This instructable was made by a DIN 2012 member
Step 1: Making the Logo
To make the logo, I used a laser cutting machine. You have to have a version of the logo on Illustrator. I had to simplifie the logo. The silicon will take every little detail, but the soap is not as permissive.
Make the logo 5% bigger than what you want to obtain. The silicone doesn't shrink much, but the soap does.
I used a sheet of cast acrylic for this part of the model.
Once cleaned, you should obtain something like this.
Step 2: Making the Soap Model
I did the soap in two parts to be sure it would work. In the end I will have two molds: the top with the logo, and the bottom (by which I pour the soap). In the upper part (shown on the right) I left an empty space for the logo.
Again, make the model about 5% bigger than wanted to compensate for the shrinking of the soap.
Step 3: Preparing the Casting
Make sure you don't use to much glue under the models or silicon might infiltrate underneath.
Make sure you use a lot of glue around the cavities or silicon might leak out.
Step 4: Casting
It's an easy to use product. all you have to do is mix equal volumes of part a and part b liquids and mix. You have plenty of time to act and it takes only 6 hours before you can release the mold. As it is silicone, i did not have to use release agent, but you shoul do a test before. You can use an old paint brush to
Make sure you use disposable cups because you might not be able to use them after. Once cured, the silicone is not dangerous, but before you do your casting make sure to read all the instructions and warnings.
Step 5: The Result

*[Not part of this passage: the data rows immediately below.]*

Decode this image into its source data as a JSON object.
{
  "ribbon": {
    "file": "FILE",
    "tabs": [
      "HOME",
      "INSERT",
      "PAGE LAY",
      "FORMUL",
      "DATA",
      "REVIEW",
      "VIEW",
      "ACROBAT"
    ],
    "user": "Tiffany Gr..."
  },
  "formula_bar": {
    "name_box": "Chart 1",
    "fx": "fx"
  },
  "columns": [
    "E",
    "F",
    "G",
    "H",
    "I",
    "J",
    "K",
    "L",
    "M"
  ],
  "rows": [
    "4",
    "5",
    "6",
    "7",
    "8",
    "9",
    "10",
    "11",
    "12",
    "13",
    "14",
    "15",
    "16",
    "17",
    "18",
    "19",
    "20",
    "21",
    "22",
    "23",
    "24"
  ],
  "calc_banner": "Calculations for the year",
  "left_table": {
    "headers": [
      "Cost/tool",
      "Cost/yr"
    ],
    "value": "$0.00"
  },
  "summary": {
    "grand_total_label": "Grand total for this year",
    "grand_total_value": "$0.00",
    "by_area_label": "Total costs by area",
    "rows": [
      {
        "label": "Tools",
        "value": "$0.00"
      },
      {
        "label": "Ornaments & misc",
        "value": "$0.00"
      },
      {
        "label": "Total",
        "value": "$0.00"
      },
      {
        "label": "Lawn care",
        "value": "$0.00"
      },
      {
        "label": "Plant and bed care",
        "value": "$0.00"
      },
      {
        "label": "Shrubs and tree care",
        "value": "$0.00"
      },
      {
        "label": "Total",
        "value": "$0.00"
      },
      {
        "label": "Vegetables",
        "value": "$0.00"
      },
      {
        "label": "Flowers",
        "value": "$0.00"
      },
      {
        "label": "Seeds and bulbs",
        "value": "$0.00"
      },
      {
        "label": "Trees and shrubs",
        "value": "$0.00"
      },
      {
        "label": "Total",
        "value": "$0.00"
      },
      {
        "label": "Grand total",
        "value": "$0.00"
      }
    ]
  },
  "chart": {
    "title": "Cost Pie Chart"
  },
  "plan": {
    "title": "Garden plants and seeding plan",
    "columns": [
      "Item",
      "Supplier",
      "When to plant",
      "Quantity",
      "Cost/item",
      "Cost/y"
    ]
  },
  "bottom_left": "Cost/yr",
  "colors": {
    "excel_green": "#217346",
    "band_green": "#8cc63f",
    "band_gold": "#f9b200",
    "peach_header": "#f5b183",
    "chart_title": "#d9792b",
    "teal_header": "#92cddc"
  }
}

Step 6: Casting the Soap
Be careful, the soap can be very hot!
Let stand for at least 20-30 minutes before opening the mold.